While I understand the focus on ROI, let me say that I'm tired of it. I'm tired of having to give an explanation for Philosophy, which is the discipline of Explanation Itself. I'm not tired of students, by the way, who are excited about learning and making a better life for themselves. No, I'm tired of those who demand such an explanation. I'm tired of those who should know better, and who make decisions about our programs which are contrary to right reason and economic feasibility.

Philosophy matters; Everyone should study it. To not understand this is to express the worst of all ignorance, or the most depraved of all values. I think that's a fairly exclusive dilemma. For someone to even disagree with me would require them to provide some explanation or argument, and at that point they're using what they are trying to refute. To undermine the value of Philosophy is itself to make a value choice--to see some value in the discipline itself--if only to minimize it and use it as a tool to further their own agenda.

All too often, university administrators focus on the superficial issues, follow the shiny trinkets and changes of culture, or obsess about quantifying over "skill-sets" (whatever that means). Yet we have forgotten why our culture has advanced at all, and what it truly means to be educated (If you think science is the answer, it would do you well to remember what the scientific method actually is. That's a discussion for another day.).

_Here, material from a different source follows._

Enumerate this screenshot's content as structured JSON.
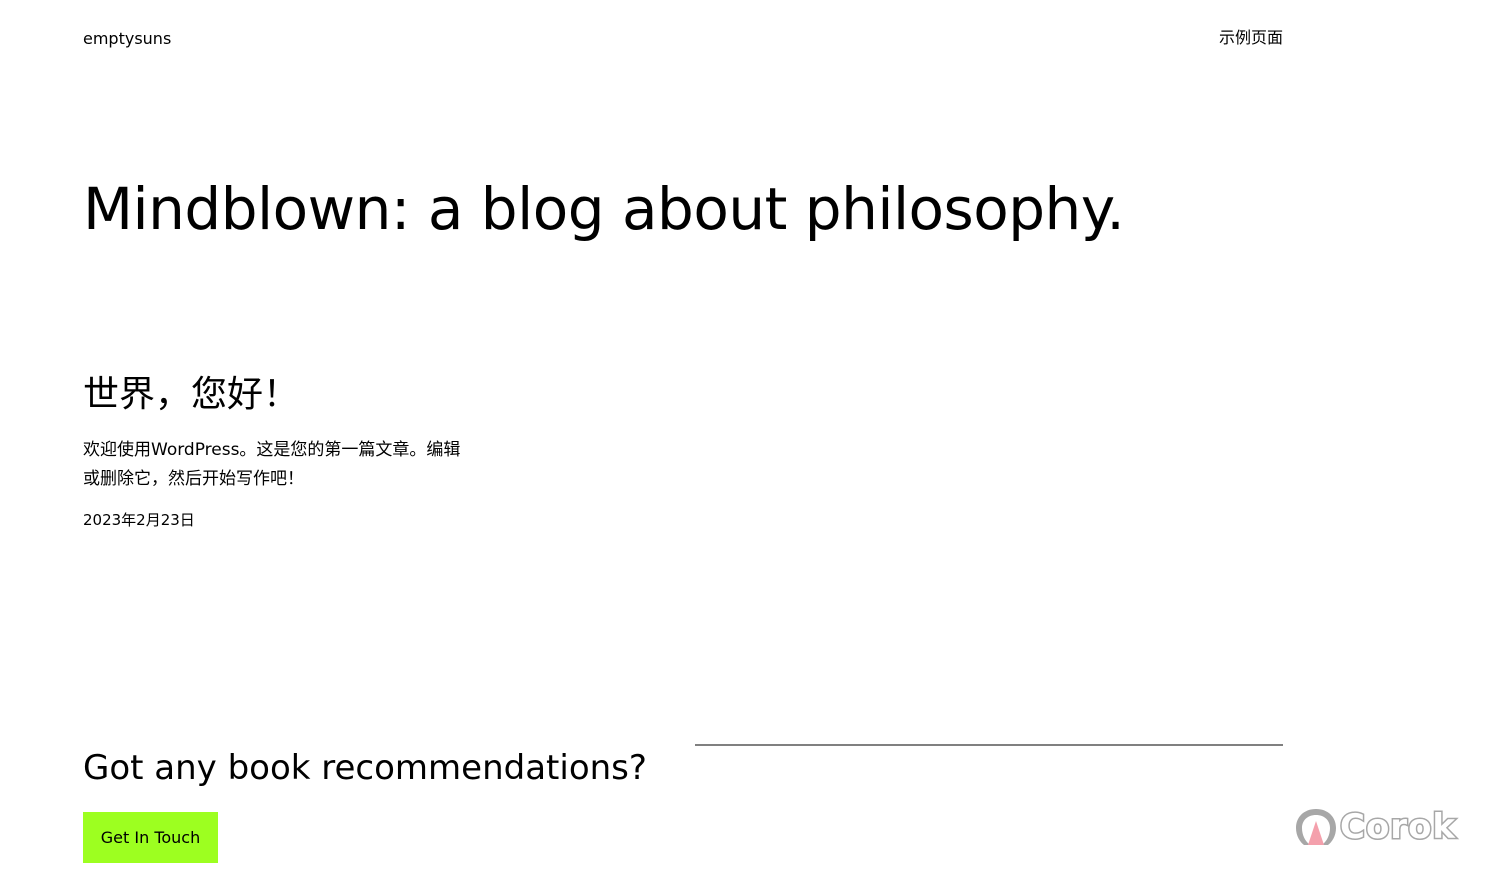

This forgetful attitude has trickled into every aspect of our society, and even affects the attitudes of our current legislators. For example, consider the following letter by Julie Rine, who teaches Honors English classes at Minerva High School in Ohio: A Letter to Gov. Kasich.

In her letter, Rine expresses confusion about Kasich's proposal that all teachers applying for a license should get some “on-site work experience with a local business or chamber of commerce…[because] it would help teachers get a better idea for what jobs are available to students and what skills employers need.”

After her opening summary, Rine offers the obvious truism that every teacher already knows:

"Governor, even if your proposal does not become a requirement, you don’t need to worry. Teachers know the skills that employers value, whether the job requires a college degree or not: a willingness to work hard, to ask for clarification if a job expectation is unclear, to show up on time, to demonstrate respect when speaking to others, to take initiative and go beyond basic expectations, to work just as hard whether under direct supervision or alone, to accept criticism, to work well with others, to communicate effectively in person, on the phone, or through email. Armed with these skills, a person can be trained in any job from making a pizza to governing a state. Teachers don’t need to shadow a business person to understand what skills make a good employee. We know what those skills are.

And you know what? We already teach those skills.

...Governor, your proposal indicates that you think teachers are in the dark about life after high school. Frankly, we think you are in the dark about life in the classroom." 

This letter could be ever so slightly adjusted and directed towards university administrators, those with and without PhDs, who have forgotten what we do in the classroom, and for what a university education is designed (Hint: it's not for giving people "job skills").

Until administrations and students stop asking about the ROI issue, and focus more on the ROL ("Return on Life") that education is supposed to offer, then we can expect to see continued losses in university enrollment, losses in the arts and sciences, diminished cultural awareness, confusion, petty disagreements, and increased unrest and unhappiness.

Take a Philosophy class.
It's never too late to learn how to think...

Spread the word! Spring 2018 classes...

Undergraduate Conference Opportunities

Students, check out these great opportunities to take your work to the next level!  There are several conferences going on, in a variety of places.  The AU Philosophy Dept. strongly encourages student research, and if you get accepted, we might be able to extend you some funding.

Be sure to take note of the submission deadlines.  Good luck!